Another example is the Chinese market for pork and wine. Although our export in the wine industry has incrementally increased over the past 5 years there is a much bigger market to exploit now. There is also a myriad of other products and markets affected by the trade and tariff wars between the US and China that we could penetrate. South Africa, Africa and the rest of the South must prepare itself to fill the vacuum and claim this space in supplying the Chinese market.
Until now it has been mainly the historical few and already well off agricultural community in our country that has benefited from our BRICS relations in this sector. Our challenge however is to urgently create the capacity for new entrants to benefit from the current conditions. Given our youth bulge in Africa, we certainly do have the potential to do so by harnessing their energy and opening up the space for younger players.
As long as South Africa, and by extension Africa, does not expand its economy, increase its productive capacity and innovative energy there will be no ‘’Carpe Diem – seizing the moment’’, nor benefiting from the opportunities. We must urgently adjust our legislative and policy architecture and build the necessary infrastructure and systems as well as equipping our young people with the requisite resources and skills.
Our people also require a paradigm shift wherein we realise that our market is no longer just our country and the continent but the world. Our young people must be able to become true “glocal” citizens; global and local at the same time. If not, history will indeed repeat itself and this time it will not be a tragedy but a farce.
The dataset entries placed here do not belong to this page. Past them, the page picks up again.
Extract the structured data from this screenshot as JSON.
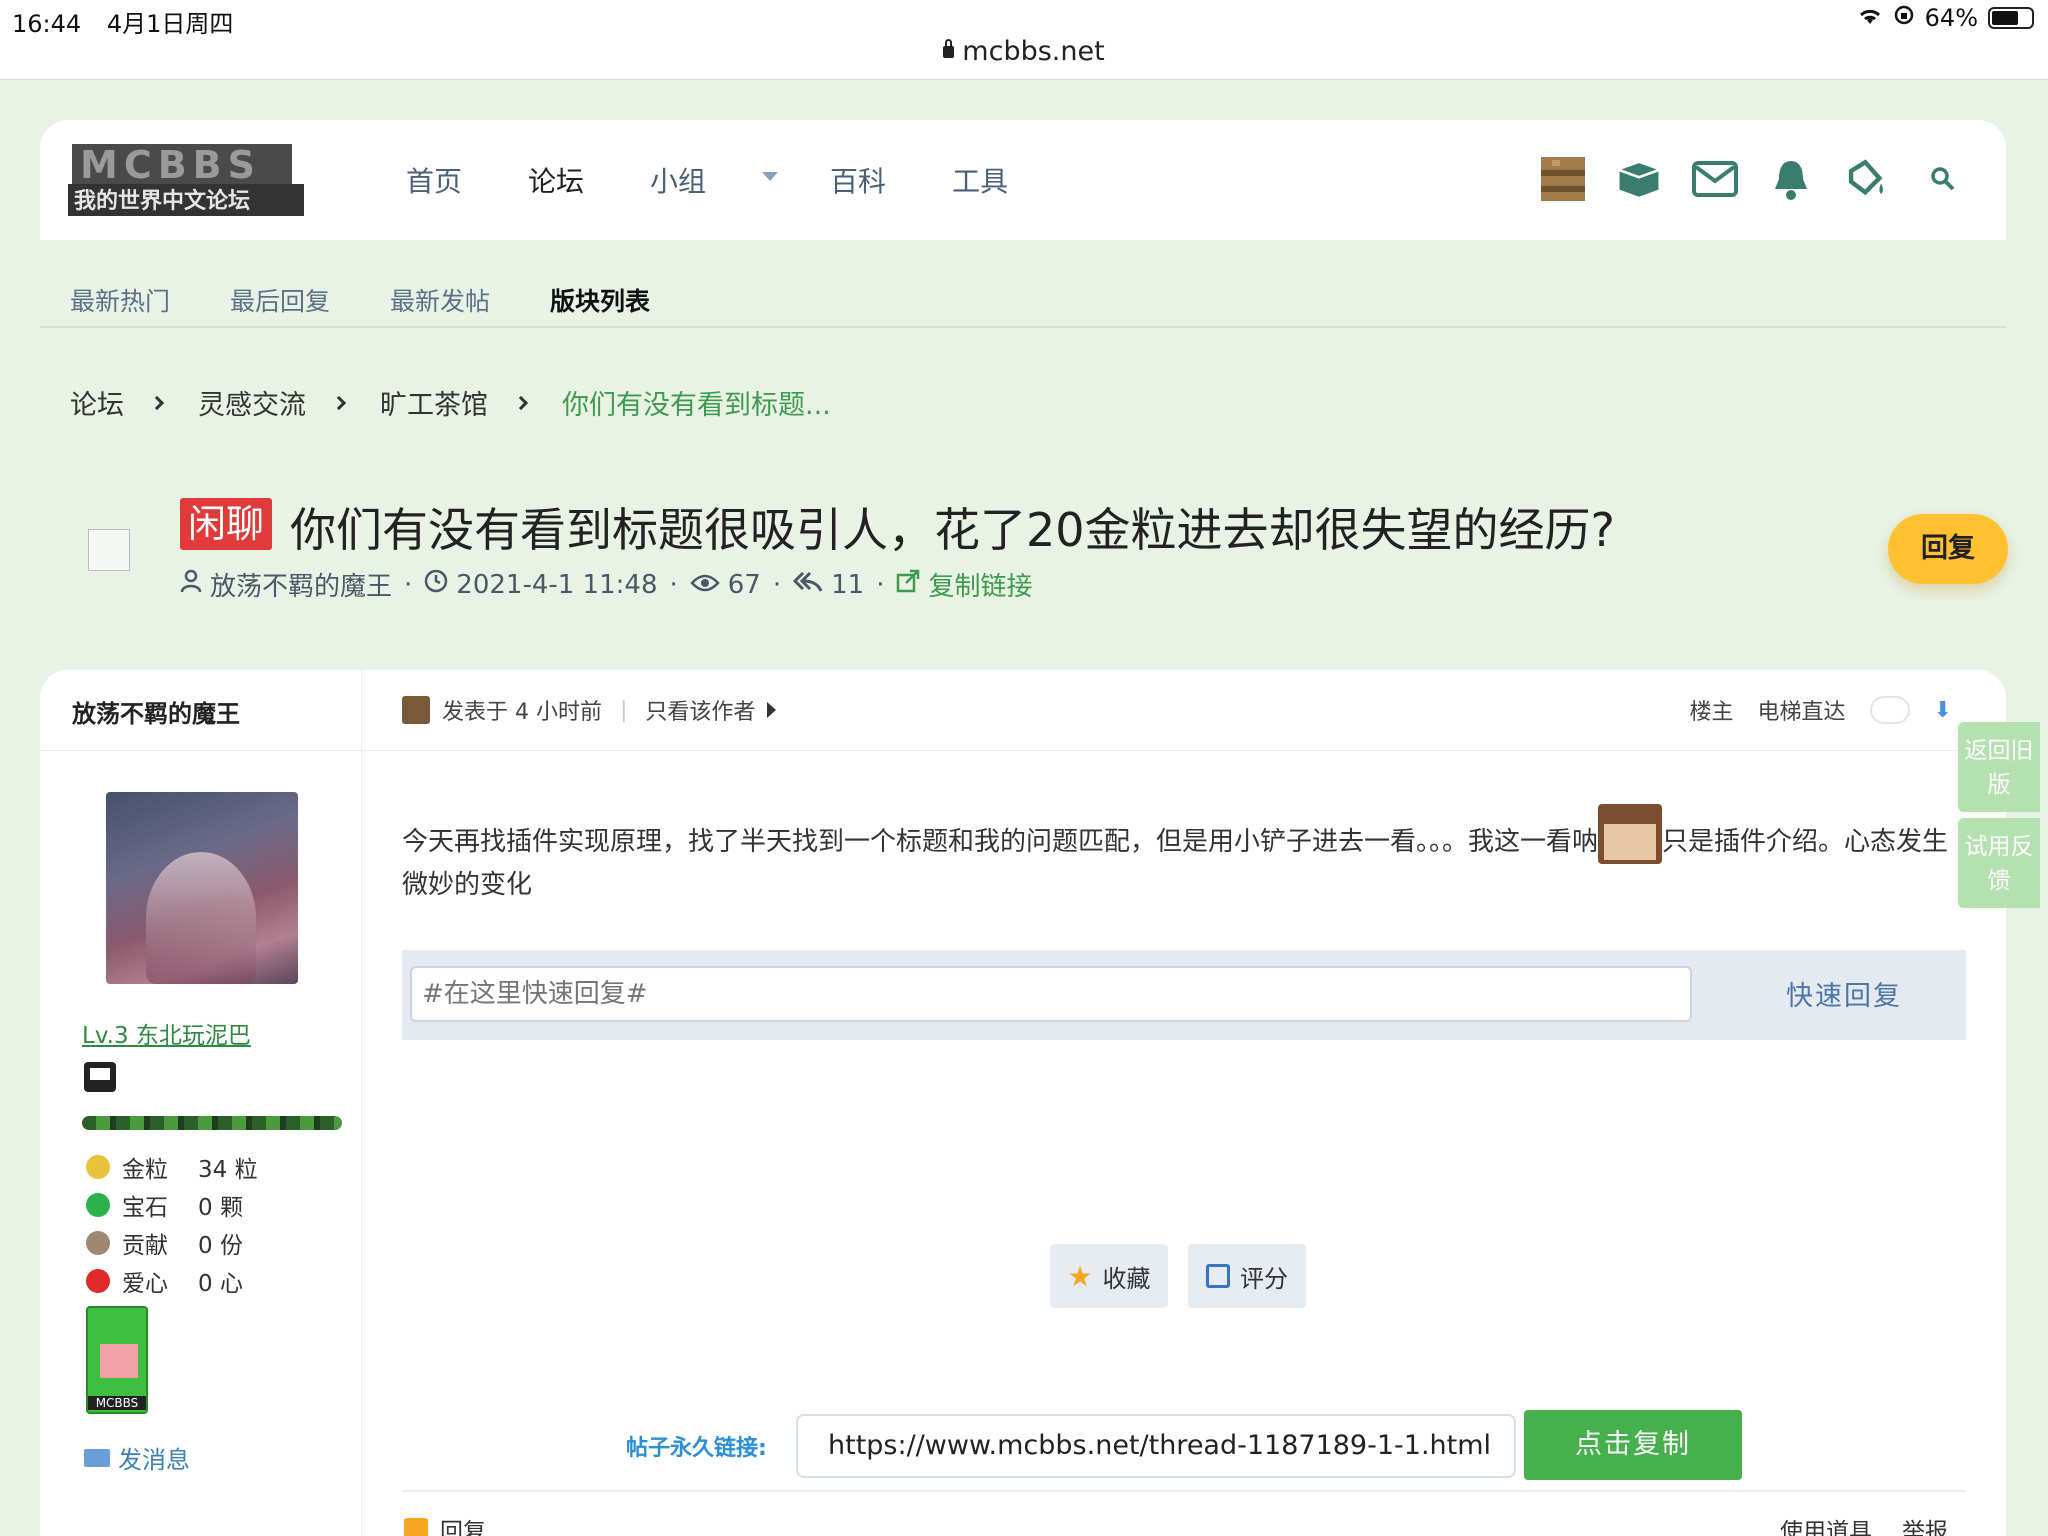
{
  "statusbar": {
    "time": "16:44",
    "date": "4月1日周四",
    "battery": "64%",
    "url": "mcbbs.net"
  },
  "header": {
    "logo_text": "MCBBS 我的世界中文论坛",
    "nav": [
      "首页",
      "论坛",
      "小组",
      "百科",
      "工具"
    ]
  },
  "subtabs": [
    "最新热门",
    "最后回复",
    "最新发帖",
    "版块列表"
  ],
  "breadcrumb": [
    "论坛",
    "灵感交流",
    "旷工茶馆",
    "你们有没有看到标题..."
  ],
  "thread": {
    "tag": "闲聊",
    "title": "你们有没有看到标题很吸引人，花了20金粒进去却很失望的经历?",
    "author": "放荡不羁的魔王",
    "time": "2021-4-1 11:48",
    "views": "67",
    "replies": "11",
    "copy_link": "复制链接",
    "reply_button": "回复"
  },
  "author_panel": {
    "name": "放荡不羁的魔王",
    "level": "Lv.3 东北玩泥巴",
    "stats": [
      {
        "label": "金粒",
        "value": "34 粒",
        "color": "#e8c23a"
      },
      {
        "label": "宝石",
        "value": "0 颗",
        "color": "#2bb24c"
      },
      {
        "label": "贡献",
        "value": "0 份",
        "color": "#a08870"
      },
      {
        "label": "爱心",
        "value": "0 心",
        "color": "#e02a2a"
      }
    ],
    "badge_text": "MCBBS",
    "send_message": "发消息"
  },
  "post": {
    "posted": "发表于 4 小时前",
    "only_author": "只看该作者",
    "floor": "楼主",
    "elevator": "电梯直达",
    "body_before": "今天再找插件实现原理，找了半天找到一个标题和我的问题匹配，但是用小铲子进去一看。。。我这一看呐",
    "body_after": "只是插件介绍。心态发生微妙的变化",
    "quick_reply_placeholder": "#在这里快速回复#",
    "quick_reply_button": "快速回复",
    "favorite": "收藏",
    "rate": "评分",
    "permalink_label": "帖子永久链接:",
    "permalink": "https://www.mcbbs.net/thread-1187189-1-1.html",
    "copy_button": "点击复制",
    "footer_reply": "回复",
    "footer_tools": "使用道具",
    "footer_report": "举报"
  },
  "side_tabs": [
    "返回旧版",
    "试用反馈"
  ]
}
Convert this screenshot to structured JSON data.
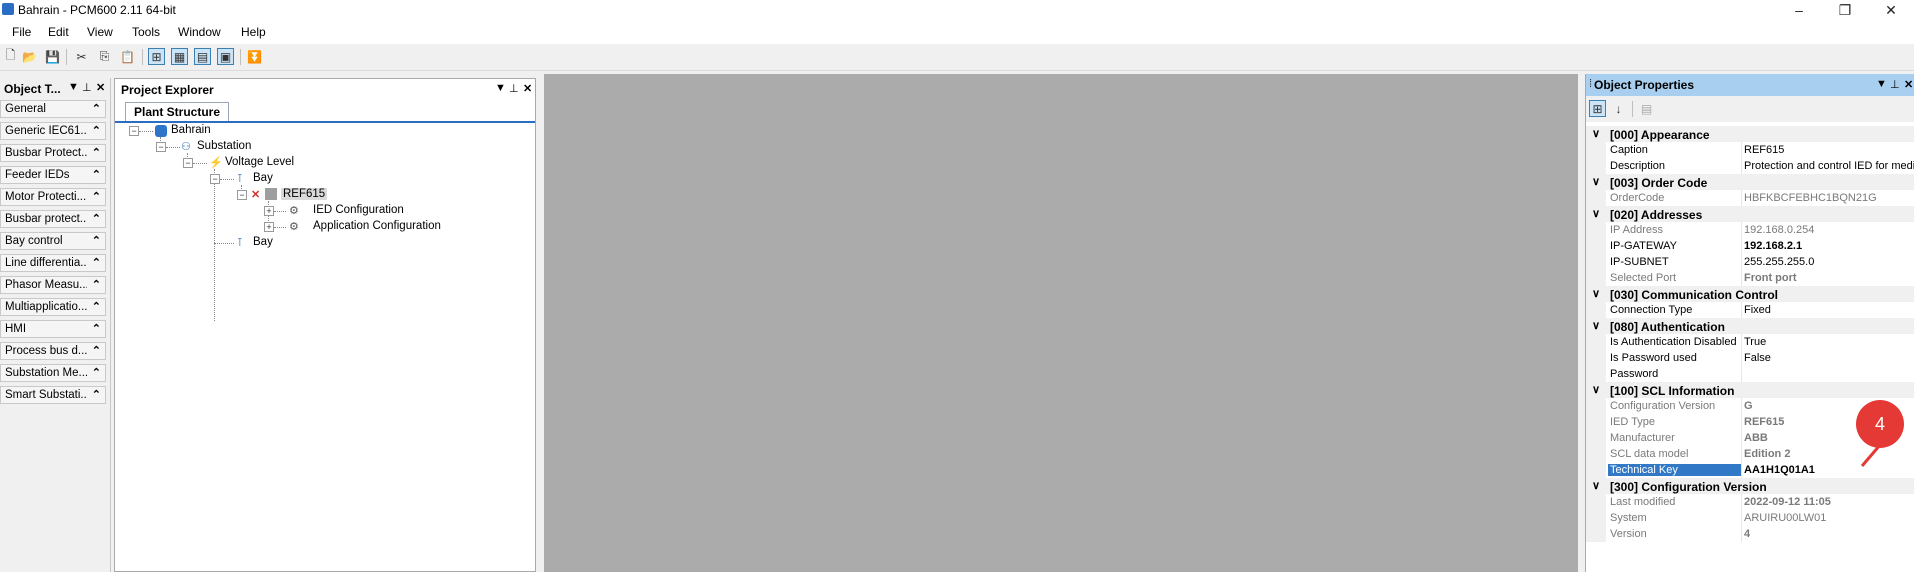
{
  "window": {
    "title": "Bahrain - PCM600 2.11 64-bit",
    "controls": [
      "–",
      "❐",
      "✕"
    ]
  },
  "menu": [
    "File",
    "Edit",
    "View",
    "Tools",
    "Window",
    "Help"
  ],
  "object_types": {
    "title": "Object T...",
    "items": [
      "General",
      "Generic IEC61...",
      "Busbar Protect...",
      "Feeder IEDs",
      "Motor Protecti...",
      "Busbar protect...",
      "Bay control",
      "Line differentia...",
      "Phasor Measu...",
      "Multiapplicatio...",
      "HMI",
      "Process bus d...",
      "Substation Me...",
      "Smart Substati..."
    ]
  },
  "project_explorer": {
    "title": "Project Explorer",
    "tab": "Plant Structure",
    "tree": {
      "root": "Bahrain",
      "substation": "Substation",
      "voltage_level": "Voltage Level",
      "bay1": "Bay",
      "ied": "REF615",
      "ied_config": "IED Configuration",
      "app_config": "Application Configuration",
      "bay2": "Bay"
    }
  },
  "object_properties": {
    "title": "Object Properties",
    "categories": {
      "appearance": "[000] Appearance",
      "order_code": "[003] Order Code",
      "addresses": "[020] Addresses",
      "comm": "[030] Communication Control",
      "auth": "[080] Authentication",
      "scl": "[100] SCL Information",
      "config": "[300] Configuration Version"
    },
    "rows": {
      "caption": {
        "k": "Caption",
        "v": "REF615"
      },
      "description": {
        "k": "Description",
        "v": "Protection and control IED for mediu"
      },
      "ordercode": {
        "k": "OrderCode",
        "v": "HBFKBCFEBHC1BQN21G"
      },
      "ip": {
        "k": "IP Address",
        "v": "192.168.0.254"
      },
      "gateway": {
        "k": "IP-GATEWAY",
        "v": "192.168.2.1"
      },
      "subnet": {
        "k": "IP-SUBNET",
        "v": "255.255.255.0"
      },
      "port": {
        "k": "Selected Port",
        "v": "Front port"
      },
      "conntype": {
        "k": "Connection Type",
        "v": "Fixed"
      },
      "authdis": {
        "k": "Is Authentication Disabled",
        "v": "True"
      },
      "pwused": {
        "k": "Is Password used",
        "v": "False"
      },
      "password": {
        "k": "Password",
        "v": ""
      },
      "confver": {
        "k": "Configuration Version",
        "v": "G"
      },
      "iedtype": {
        "k": "IED Type",
        "v": "REF615"
      },
      "manufacturer": {
        "k": "Manufacturer",
        "v": "ABB"
      },
      "scldm": {
        "k": "SCL data model",
        "v": "Edition 2"
      },
      "techkey": {
        "k": "Technical Key",
        "v": "AA1H1Q01A1"
      },
      "lastmod": {
        "k": "Last modified",
        "v": "2022-09-12 11:05"
      },
      "system": {
        "k": "System",
        "v": "ARUIRU00LW01"
      },
      "version": {
        "k": "Version",
        "v": "4"
      }
    }
  },
  "callout": "4"
}
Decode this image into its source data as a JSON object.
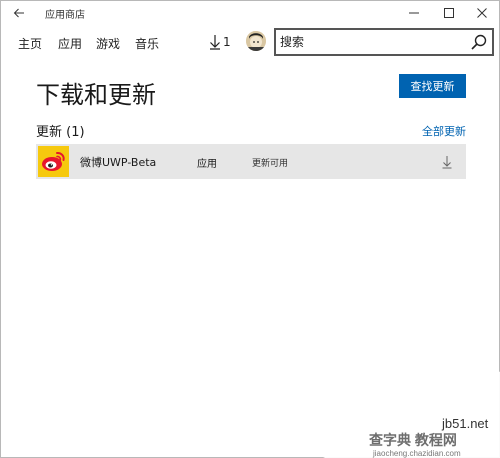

Zahir Amien is a political and social commentator and Wesley Seale is a PhD student in International Relations at Beiwai University, Beijing, China